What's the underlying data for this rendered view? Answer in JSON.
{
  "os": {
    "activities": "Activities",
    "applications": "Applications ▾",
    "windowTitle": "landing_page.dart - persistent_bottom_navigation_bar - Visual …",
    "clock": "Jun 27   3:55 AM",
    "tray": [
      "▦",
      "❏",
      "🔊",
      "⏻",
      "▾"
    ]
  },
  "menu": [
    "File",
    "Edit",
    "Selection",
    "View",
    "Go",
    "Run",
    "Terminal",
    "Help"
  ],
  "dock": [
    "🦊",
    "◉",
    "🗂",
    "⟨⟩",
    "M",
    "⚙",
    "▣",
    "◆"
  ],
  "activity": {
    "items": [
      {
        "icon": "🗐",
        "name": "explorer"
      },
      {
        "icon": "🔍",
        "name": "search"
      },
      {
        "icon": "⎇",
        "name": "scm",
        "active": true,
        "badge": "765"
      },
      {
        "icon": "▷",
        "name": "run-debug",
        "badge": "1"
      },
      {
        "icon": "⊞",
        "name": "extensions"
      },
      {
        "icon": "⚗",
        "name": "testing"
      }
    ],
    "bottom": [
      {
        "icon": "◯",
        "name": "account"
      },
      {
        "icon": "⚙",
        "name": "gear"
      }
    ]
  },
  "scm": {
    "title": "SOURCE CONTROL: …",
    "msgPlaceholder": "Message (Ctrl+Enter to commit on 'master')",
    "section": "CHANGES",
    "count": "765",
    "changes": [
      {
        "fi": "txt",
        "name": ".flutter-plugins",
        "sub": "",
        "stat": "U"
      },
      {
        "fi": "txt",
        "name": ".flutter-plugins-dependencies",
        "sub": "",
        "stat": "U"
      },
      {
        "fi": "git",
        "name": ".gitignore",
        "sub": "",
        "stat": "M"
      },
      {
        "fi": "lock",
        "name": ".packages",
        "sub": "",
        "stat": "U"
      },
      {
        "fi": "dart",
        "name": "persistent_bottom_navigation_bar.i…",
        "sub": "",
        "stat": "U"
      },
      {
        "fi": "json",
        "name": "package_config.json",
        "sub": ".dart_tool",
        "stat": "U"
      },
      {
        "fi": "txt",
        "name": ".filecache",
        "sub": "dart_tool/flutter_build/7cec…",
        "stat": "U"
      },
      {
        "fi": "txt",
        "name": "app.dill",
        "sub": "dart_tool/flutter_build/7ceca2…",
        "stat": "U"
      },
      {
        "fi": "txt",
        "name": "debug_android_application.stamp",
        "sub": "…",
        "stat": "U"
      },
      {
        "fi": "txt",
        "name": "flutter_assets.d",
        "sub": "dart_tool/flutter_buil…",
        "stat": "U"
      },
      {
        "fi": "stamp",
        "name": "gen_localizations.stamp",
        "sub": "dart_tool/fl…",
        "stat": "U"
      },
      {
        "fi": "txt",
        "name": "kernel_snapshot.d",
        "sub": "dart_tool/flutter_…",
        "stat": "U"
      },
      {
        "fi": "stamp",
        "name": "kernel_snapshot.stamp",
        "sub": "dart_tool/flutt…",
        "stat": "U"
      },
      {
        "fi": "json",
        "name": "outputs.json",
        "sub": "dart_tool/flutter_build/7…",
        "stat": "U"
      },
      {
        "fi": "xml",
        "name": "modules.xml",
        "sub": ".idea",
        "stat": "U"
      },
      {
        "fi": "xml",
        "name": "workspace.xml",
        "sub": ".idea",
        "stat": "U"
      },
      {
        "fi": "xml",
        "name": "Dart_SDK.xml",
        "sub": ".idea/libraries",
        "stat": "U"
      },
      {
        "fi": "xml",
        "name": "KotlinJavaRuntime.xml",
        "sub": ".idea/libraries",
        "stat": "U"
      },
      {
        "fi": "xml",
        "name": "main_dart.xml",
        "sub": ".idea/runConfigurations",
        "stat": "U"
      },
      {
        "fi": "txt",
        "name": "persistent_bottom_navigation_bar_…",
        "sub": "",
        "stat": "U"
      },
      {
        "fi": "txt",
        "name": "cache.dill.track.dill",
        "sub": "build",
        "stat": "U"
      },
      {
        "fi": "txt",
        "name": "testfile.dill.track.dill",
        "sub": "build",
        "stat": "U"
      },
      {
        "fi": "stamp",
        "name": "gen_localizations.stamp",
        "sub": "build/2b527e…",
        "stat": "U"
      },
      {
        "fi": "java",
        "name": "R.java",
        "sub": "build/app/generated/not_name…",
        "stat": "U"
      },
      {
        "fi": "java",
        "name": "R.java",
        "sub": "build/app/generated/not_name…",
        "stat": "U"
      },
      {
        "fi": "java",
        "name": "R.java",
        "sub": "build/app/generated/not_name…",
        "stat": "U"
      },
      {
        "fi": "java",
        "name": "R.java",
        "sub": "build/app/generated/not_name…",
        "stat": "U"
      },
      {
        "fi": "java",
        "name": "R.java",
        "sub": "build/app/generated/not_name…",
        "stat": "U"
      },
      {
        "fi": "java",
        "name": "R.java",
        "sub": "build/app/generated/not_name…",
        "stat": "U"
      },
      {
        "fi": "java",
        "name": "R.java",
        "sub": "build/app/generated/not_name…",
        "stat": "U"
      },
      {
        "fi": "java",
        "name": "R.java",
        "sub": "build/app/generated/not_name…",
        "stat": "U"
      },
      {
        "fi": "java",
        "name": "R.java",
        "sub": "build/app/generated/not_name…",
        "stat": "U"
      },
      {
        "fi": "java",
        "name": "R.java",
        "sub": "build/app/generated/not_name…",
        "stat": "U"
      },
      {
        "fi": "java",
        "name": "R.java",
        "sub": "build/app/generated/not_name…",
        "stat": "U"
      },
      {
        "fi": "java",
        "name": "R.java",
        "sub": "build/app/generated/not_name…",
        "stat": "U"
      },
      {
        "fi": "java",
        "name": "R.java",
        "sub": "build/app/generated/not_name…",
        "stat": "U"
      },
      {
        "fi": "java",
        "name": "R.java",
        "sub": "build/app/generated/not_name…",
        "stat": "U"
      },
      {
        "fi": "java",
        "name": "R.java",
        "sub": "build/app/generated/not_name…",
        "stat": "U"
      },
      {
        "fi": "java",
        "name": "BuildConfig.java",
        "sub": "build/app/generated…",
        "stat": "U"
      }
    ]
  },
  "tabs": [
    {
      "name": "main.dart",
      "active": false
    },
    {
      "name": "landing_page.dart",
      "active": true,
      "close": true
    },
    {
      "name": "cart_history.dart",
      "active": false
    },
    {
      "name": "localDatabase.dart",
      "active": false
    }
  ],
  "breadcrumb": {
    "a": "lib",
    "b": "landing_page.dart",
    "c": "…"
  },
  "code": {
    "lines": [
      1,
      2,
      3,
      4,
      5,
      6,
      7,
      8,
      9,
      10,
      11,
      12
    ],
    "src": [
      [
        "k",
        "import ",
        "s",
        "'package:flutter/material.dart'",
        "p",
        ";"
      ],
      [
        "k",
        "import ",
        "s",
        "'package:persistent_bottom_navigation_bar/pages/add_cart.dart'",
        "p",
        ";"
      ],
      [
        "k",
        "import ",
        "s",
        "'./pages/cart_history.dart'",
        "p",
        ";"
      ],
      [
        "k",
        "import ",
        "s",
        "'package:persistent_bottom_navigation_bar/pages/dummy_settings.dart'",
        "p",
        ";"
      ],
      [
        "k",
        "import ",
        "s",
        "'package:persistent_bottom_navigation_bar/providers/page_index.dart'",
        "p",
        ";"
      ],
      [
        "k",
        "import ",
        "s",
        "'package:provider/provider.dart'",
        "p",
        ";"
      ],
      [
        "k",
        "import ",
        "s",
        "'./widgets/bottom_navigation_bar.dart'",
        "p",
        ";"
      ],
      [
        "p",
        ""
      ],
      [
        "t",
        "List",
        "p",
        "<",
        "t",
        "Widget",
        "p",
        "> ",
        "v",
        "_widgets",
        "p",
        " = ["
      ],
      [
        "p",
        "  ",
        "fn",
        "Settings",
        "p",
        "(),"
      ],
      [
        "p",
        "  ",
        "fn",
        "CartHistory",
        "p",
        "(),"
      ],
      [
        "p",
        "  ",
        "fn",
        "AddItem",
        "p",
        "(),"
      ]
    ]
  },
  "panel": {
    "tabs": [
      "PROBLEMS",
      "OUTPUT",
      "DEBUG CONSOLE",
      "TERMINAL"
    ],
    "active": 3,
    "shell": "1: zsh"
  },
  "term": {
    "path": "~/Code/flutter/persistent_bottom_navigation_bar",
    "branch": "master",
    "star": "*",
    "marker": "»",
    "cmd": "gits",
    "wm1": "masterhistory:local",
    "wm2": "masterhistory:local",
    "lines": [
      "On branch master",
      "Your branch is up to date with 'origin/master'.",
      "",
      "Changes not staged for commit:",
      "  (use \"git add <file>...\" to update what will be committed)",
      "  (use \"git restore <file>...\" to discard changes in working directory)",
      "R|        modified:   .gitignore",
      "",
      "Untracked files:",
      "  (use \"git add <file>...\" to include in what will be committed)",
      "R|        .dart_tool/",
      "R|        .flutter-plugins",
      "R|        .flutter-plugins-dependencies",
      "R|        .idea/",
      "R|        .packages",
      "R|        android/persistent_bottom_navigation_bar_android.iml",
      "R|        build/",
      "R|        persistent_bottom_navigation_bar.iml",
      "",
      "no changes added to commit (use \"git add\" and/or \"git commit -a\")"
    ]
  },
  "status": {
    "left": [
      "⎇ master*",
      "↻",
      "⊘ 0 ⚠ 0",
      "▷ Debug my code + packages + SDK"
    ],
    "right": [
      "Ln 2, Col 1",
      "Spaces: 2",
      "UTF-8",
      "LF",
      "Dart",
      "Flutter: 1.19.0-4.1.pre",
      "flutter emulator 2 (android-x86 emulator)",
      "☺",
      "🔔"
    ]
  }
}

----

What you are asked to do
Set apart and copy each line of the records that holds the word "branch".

Response to the exercise
    "branch": "master",
      "On branch master",
      "Your branch is up to date with 'origin/master'.",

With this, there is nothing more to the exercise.